→ **WORK REQUIRED**: One number alone answers this: the count of lines below in which the word "icon" is found.

⁂

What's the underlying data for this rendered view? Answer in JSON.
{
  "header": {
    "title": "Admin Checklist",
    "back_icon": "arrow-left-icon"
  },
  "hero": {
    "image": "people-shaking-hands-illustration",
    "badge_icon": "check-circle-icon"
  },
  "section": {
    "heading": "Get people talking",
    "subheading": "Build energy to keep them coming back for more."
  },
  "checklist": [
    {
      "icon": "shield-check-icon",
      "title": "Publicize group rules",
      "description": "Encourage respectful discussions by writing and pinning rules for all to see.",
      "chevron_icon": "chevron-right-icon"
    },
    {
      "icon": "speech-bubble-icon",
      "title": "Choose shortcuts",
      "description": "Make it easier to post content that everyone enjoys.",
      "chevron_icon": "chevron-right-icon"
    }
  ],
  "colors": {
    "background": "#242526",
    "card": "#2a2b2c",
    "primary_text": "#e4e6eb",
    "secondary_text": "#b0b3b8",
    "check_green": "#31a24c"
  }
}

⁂

→ **FINISHED TASK**: 6